Volume 4, Issue 6, page 4

ered the wisest and most learned members
of the society.

These Councilors, especially trained
in the use of their minds, could exchange
thoughts -- and some even learned to control
the minds of others. A few began to use
their mind power for self-aggrandizement
-- and eventually, the Council set itself
up as a ruling group. To pacify the people, they began to promote amusements and
neglected other activities, which led to
schisms in the Council itself. While previously, the nation's basic philosophy
had been an awareness of nature and nature's laws, they began changing to worship of the sun and other planets. Some
groups even began to practice human sacrifice.

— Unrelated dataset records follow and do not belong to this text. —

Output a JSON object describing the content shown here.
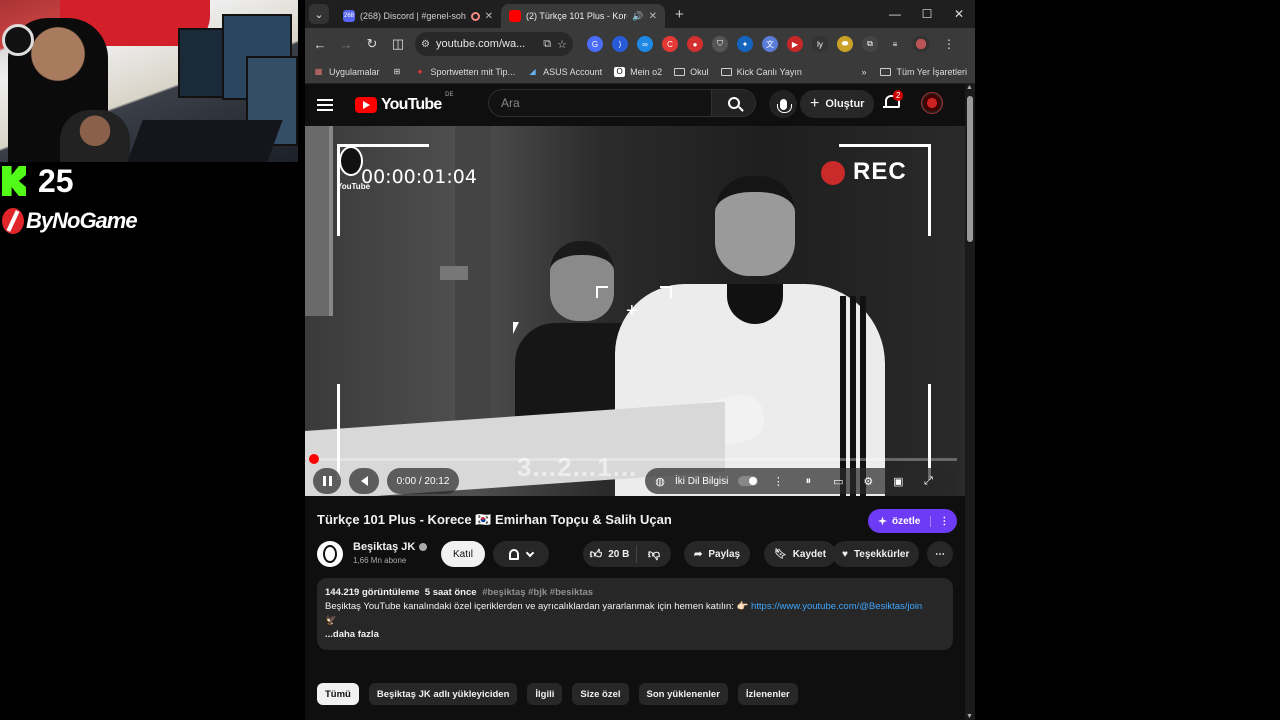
{
  "overlay": {
    "kick_count": "25",
    "bynogame_text": "ByNoGame"
  },
  "browser": {
    "tabs": [
      {
        "title": "(268) Discord | #genel-soh",
        "favicon": "discord-icon",
        "badge": "268",
        "active": false
      },
      {
        "title": "(2) Türkçe 101 Plus - Korece",
        "favicon": "youtube-icon",
        "active": true
      }
    ],
    "url": "youtube.com/wa...",
    "bookmarks": [
      {
        "label": "Uygulamalar",
        "icon": "apps-icon"
      },
      {
        "label": "",
        "icon": "grid-icon"
      },
      {
        "label": "Sportwetten mit Tip...",
        "icon": "sportwetten-icon"
      },
      {
        "label": "ASUS Account",
        "icon": "asus-icon"
      },
      {
        "label": "Mein o2",
        "icon": "o2-icon"
      },
      {
        "label": "Okul",
        "icon": "folder-icon"
      },
      {
        "label": "Kick Canlı Yayın",
        "icon": "folder-icon"
      }
    ],
    "bookmarks_more": "»",
    "all_bookmarks": "Tüm Yer İşaretleri"
  },
  "youtube": {
    "logo_text": "YouTube",
    "country_code": "DE",
    "search_placeholder": "Ara",
    "create_label": "Oluştur",
    "notification_count": "2",
    "video": {
      "timecode_overlay": "00:00:01:04",
      "rec_label": "REC",
      "countdown_text": "3...2...1...",
      "channel_watermark": "YouTube",
      "time_display": "0:00 / 20:12",
      "progress_fraction": 0.0,
      "audio_track_label": "İki Dil Bilgisi"
    },
    "title": "Türkçe 101 Plus - Korece 🇰🇷 Emirhan Topçu & Salih Uçan",
    "summarize_label": "özetle",
    "channel": {
      "name": "Beşiktaş JK",
      "subscribers": "1,66 Mn abone",
      "join_label": "Katıl"
    },
    "actions": {
      "likes": "20 B",
      "share": "Paylaş",
      "save": "Kaydet",
      "thanks": "Teşekkürler"
    },
    "description": {
      "views": "144.219 görüntüleme",
      "age": "5 saat önce",
      "tags": "#beşiktaş #bjk #besiktas",
      "text": "Beşiktaş YouTube kanalındaki özel içeriklerden ve ayrıcalıklardan yararlanmak için hemen katılın: 👉🏻",
      "link": "https://www.youtube.com/@Besiktas/join",
      "emoji_line": "🦅",
      "more": "...daha fazla"
    },
    "chips": [
      "Tümü",
      "Beşiktaş JK adlı yükleyiciden",
      "İlgili",
      "Size özel",
      "Son yüklenenler",
      "İzlenenler"
    ]
  },
  "colors": {
    "youtube_red": "#ff0000",
    "summarize_purple": "#6d3bf5",
    "link_blue": "#3ea6ff",
    "kick_green": "#53fc18"
  }
}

Wise leaders, seeing what was happening to their nation, decided to train
picked members to replace the ruling
Council, and when these had been trained,
a national election was held. The new
members won -- but no provision had been
made for ousting the old. As a result,
Atlantis had two councils -- a Junior and
an Elder.

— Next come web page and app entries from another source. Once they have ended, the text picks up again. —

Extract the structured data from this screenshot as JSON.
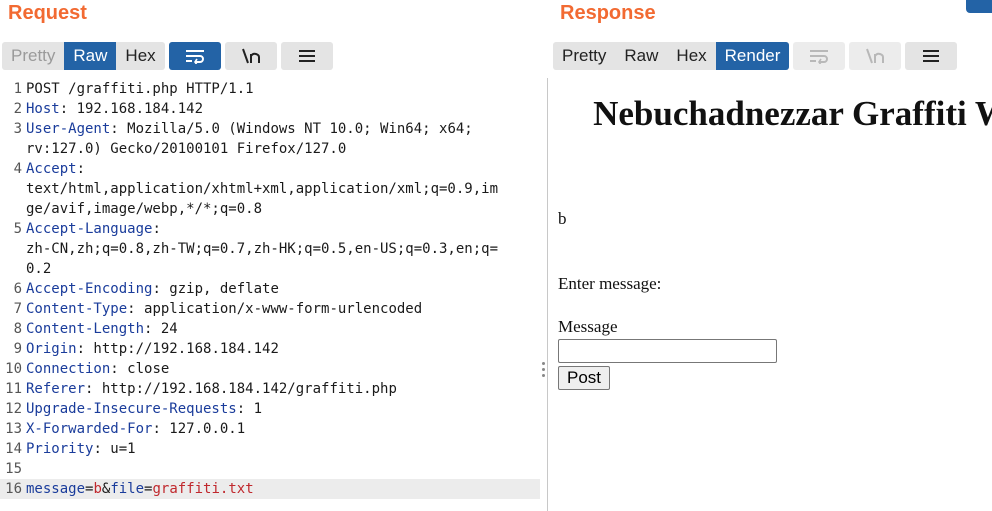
{
  "request": {
    "title": "Request",
    "tabs": [
      "Pretty",
      "Raw",
      "Hex"
    ],
    "active_tab": "Raw",
    "lines": [
      {
        "num": "1",
        "parts": [
          {
            "t": "POST /graffiti.php HTTP/1.1",
            "c": "plain"
          }
        ]
      },
      {
        "num": "2",
        "parts": [
          {
            "t": "Host",
            "c": "hname"
          },
          {
            "t": ": 192.168.184.142",
            "c": "plain"
          }
        ]
      },
      {
        "num": "3",
        "parts": [
          {
            "t": "User-Agent",
            "c": "hname"
          },
          {
            "t": ": Mozilla/5.0 (Windows NT 10.0; Win64; x64;",
            "c": "plain"
          }
        ]
      },
      {
        "num": "",
        "parts": [
          {
            "t": "rv:127.0) Gecko/20100101 Firefox/127.0",
            "c": "plain"
          }
        ]
      },
      {
        "num": "4",
        "parts": [
          {
            "t": "Accept",
            "c": "hname"
          },
          {
            "t": ":",
            "c": "plain"
          }
        ]
      },
      {
        "num": "",
        "parts": [
          {
            "t": "text/html,application/xhtml+xml,application/xml;q=0.9,im",
            "c": "plain"
          }
        ]
      },
      {
        "num": "",
        "parts": [
          {
            "t": "ge/avif,image/webp,*/*;q=0.8",
            "c": "plain"
          }
        ]
      },
      {
        "num": "5",
        "parts": [
          {
            "t": "Accept-Language",
            "c": "hname"
          },
          {
            "t": ":",
            "c": "plain"
          }
        ]
      },
      {
        "num": "",
        "parts": [
          {
            "t": "zh-CN,zh;q=0.8,zh-TW;q=0.7,zh-HK;q=0.5,en-US;q=0.3,en;q=",
            "c": "plain"
          }
        ]
      },
      {
        "num": "",
        "parts": [
          {
            "t": "0.2",
            "c": "plain"
          }
        ]
      },
      {
        "num": "6",
        "parts": [
          {
            "t": "Accept-Encoding",
            "c": "hname"
          },
          {
            "t": ": gzip, deflate",
            "c": "plain"
          }
        ]
      },
      {
        "num": "7",
        "parts": [
          {
            "t": "Content-Type",
            "c": "hname"
          },
          {
            "t": ": application/x-www-form-urlencoded",
            "c": "plain"
          }
        ]
      },
      {
        "num": "8",
        "parts": [
          {
            "t": "Content-Length",
            "c": "hname"
          },
          {
            "t": ": 24",
            "c": "plain"
          }
        ]
      },
      {
        "num": "9",
        "parts": [
          {
            "t": "Origin",
            "c": "hname"
          },
          {
            "t": ": http://192.168.184.142",
            "c": "plain"
          }
        ]
      },
      {
        "num": "10",
        "parts": [
          {
            "t": "Connection",
            "c": "hname"
          },
          {
            "t": ": close",
            "c": "plain"
          }
        ]
      },
      {
        "num": "11",
        "parts": [
          {
            "t": "Referer",
            "c": "hname"
          },
          {
            "t": ": http://192.168.184.142/graffiti.php",
            "c": "plain"
          }
        ]
      },
      {
        "num": "12",
        "parts": [
          {
            "t": "Upgrade-Insecure-Requests",
            "c": "hname"
          },
          {
            "t": ": 1",
            "c": "plain"
          }
        ]
      },
      {
        "num": "13",
        "parts": [
          {
            "t": "X-Forwarded-For",
            "c": "hname"
          },
          {
            "t": ": 127.0.0.1",
            "c": "plain"
          }
        ]
      },
      {
        "num": "14",
        "parts": [
          {
            "t": "Priority",
            "c": "hname"
          },
          {
            "t": ": u=1",
            "c": "plain"
          }
        ]
      },
      {
        "num": "15",
        "parts": [
          {
            "t": "",
            "c": "plain"
          }
        ]
      },
      {
        "num": "16",
        "parts": [
          {
            "t": "message",
            "c": "pname"
          },
          {
            "t": "=",
            "c": "plain"
          },
          {
            "t": "b",
            "c": "pval"
          },
          {
            "t": "&",
            "c": "plain"
          },
          {
            "t": "file",
            "c": "pname"
          },
          {
            "t": "=",
            "c": "plain"
          },
          {
            "t": "graffiti.txt",
            "c": "pval"
          }
        ],
        "highlight": true
      }
    ]
  },
  "response": {
    "title": "Response",
    "tabs": [
      "Pretty",
      "Raw",
      "Hex",
      "Render"
    ],
    "active_tab": "Render",
    "render": {
      "heading": "Nebuchadnezzar Graffiti Wall",
      "message": "b",
      "enter_label": "Enter message:",
      "message_label": "Message",
      "message_value": "",
      "post_button": "Post"
    }
  },
  "colors": {
    "title": "#f26a32",
    "active_tab": "#2363a6",
    "header_name": "#1a3c9b",
    "param_value": "#c0282d"
  },
  "icons": [
    "wrap-lines-icon",
    "newline-toggle-icon",
    "menu-icon"
  ]
}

The Junior Council, stymied in its
efforts to govern, appealed to the Phoenix City Council, which voted to give the
Junior Council its support. "Councils of
other cities followed the example," the
report continues, "until it attained such
proportions that even the average person
became aware of it. Eventually, the people began to revolt."
At a public meeting, one Councilor set
himself up as dictator, locked other
Councilors in their chambers, and seized
all means of communication and transportation. The whole continent seethed.

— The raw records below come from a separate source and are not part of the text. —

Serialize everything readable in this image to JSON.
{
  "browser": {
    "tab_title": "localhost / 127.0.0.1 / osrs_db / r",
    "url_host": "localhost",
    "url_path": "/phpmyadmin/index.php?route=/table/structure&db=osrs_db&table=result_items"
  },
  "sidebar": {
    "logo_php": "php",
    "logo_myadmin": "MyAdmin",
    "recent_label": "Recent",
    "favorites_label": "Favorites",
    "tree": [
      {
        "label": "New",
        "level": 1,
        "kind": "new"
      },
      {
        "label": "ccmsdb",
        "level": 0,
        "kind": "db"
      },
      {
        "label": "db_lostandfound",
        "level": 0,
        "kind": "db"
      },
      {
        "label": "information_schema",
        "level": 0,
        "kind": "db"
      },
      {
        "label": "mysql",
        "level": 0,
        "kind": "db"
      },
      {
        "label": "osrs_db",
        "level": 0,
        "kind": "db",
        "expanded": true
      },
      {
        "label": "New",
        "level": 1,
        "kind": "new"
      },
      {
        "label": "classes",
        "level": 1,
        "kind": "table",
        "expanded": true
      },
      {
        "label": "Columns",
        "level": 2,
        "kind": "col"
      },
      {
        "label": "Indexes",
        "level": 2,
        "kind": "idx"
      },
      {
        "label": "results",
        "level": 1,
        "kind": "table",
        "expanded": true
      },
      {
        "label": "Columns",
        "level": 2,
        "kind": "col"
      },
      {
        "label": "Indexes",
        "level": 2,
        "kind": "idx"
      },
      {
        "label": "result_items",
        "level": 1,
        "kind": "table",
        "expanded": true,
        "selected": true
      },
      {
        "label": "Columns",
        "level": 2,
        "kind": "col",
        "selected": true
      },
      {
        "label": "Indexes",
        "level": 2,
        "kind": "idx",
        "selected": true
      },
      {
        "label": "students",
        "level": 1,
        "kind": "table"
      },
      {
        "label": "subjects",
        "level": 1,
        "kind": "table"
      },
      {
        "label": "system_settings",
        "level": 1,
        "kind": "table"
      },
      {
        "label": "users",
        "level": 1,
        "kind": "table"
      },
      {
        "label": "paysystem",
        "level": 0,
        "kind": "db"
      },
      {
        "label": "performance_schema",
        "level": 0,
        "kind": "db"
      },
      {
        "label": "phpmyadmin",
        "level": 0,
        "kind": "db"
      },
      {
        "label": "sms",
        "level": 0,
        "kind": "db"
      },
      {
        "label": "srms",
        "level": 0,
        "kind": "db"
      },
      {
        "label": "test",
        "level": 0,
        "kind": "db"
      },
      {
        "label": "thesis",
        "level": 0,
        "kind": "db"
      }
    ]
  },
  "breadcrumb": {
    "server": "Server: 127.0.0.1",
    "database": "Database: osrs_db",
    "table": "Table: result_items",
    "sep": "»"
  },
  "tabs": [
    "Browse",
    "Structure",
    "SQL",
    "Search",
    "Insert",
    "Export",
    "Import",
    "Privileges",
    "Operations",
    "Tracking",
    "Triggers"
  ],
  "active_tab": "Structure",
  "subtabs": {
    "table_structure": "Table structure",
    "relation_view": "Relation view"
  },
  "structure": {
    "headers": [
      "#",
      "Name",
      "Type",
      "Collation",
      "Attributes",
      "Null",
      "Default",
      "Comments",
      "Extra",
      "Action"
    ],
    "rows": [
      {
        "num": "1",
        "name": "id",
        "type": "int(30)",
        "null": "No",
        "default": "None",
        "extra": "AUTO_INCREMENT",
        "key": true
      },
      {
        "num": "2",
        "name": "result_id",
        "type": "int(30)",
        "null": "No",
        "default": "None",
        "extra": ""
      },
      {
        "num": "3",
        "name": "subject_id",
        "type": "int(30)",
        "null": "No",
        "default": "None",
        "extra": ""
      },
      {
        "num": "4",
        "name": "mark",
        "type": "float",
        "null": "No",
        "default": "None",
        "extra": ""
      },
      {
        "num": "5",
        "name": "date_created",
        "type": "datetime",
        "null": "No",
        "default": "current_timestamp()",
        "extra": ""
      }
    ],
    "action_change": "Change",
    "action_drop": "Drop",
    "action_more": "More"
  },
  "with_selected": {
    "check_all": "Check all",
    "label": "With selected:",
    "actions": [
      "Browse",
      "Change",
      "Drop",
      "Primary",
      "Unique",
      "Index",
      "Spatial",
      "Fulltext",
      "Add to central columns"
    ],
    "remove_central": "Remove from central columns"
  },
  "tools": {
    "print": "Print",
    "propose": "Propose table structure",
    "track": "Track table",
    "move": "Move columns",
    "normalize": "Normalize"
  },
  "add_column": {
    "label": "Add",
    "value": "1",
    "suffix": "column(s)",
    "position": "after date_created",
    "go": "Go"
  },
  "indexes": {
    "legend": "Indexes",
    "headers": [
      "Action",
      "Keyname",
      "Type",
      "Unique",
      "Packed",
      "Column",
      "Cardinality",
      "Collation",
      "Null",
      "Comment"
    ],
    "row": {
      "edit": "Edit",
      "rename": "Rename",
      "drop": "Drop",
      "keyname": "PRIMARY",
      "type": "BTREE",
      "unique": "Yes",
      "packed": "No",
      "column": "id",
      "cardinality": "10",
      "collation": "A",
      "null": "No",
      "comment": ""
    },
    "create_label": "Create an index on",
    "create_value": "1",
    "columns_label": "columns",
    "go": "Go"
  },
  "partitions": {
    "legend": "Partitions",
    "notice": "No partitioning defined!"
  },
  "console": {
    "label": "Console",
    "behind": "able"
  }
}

But let ZeNia describe the last moments of Atlantis:
"Among the people were those who had
worked with the radioactive materials in
the underground storage places and knew
where they were stored. These individuals
banded together and were joined by others
in agreement with them. They decided that
the only way to overcome the dictator was
to get control of the radioactive materials.
"When the dictator learned that the
people had secretly seized the storage
places, realizing the peril cf his situation, he frantically ordered the Guards
of Public Welfare to use ray guns against
them. When the guards obeyed, a reaction
of isotopes was started which spread
from one storage place to another. The
whole continent became radioactive; and
finally the lignites and oils contained
in the earth became heated and caught
fire. Great fires burned everywhere,
forming gases which, in turn, exploded,
starting more fires until the whole continent became like a seething volcano.
The atomic explosions were of such massive proportions that they shook the
earth, causing rocks to be rent asunder.
4==Waters poured Into the caverns and tunnels, forming steam which caused more
"Because of the greatness of the mountains at either end of Atlantis, the
breakaway, when it took place, was very
sudden and the sinking was rapid, creating huge tidal waves. The waters were
driven back for hundreds of miles, causing great floods everywhere. The sky was
darkened by dust and flying debris; and
when in the course of time quiet settled
over the scene and dawn appeared again in
the slily, little remained of this once
beautiful land. The waters had rolled
over it, leaving no trace."
Except for one main point, and a few
minor ones, we have little fault to find
with "The Rise and Fall of the Atlantean
Civilization". Maybe it is history, as
accurate as the story of George Washington chopping down a cherry tree. But history or not, we found it fascinating

Oh, yes -- the "point ". After reading
the hook, which told of colonists going
to all points of the globe from Atlantis,
we wondered why they did not have some of
this super-knowledge with them, rather
than forcing civilization to go thru all
the growing pains of ignorance and rediscovery up to the present century -- with
much known thousands of years ago not even
rediscovered to this day.

The minor points we won't even mention
because they aren't important.
"The Rise and Fall of the Atlantean
Civilization" is published by Vantage
Press, New York, at $2.50.

Hardly had the September ABERREE been in the
mails than orders began pouring in for books
listed available for lending. BY the third
week, almost every title was in the mails, and
except for the fact there were two or more
copies of some books, many orders could not
have been filled until books had been returned.

It was almost a "mail rummage sale': However ,
it did prove that people are hungry for information, but have not felt they could afford
from $2 to $5 for the many shall printed and
mimeographed editions available -- some of which
had nothing to offer, but this could not be
ascertained until one had "looked" -- at full
price per look. Some of the books, tho small
and cheaply printed, are bargains for those
who want the information they contain, but too
many -- having been disappointed once or twice --
have lumped all such books under suspicion.

Writers who really have something to say
should find the lending library a spur to sales
rather than the opposite. Some write they've
been wanting some book, but held off buying
for fear they might not like it; these welcomed the chance to "sample" the merchandise,
which the lending library permits.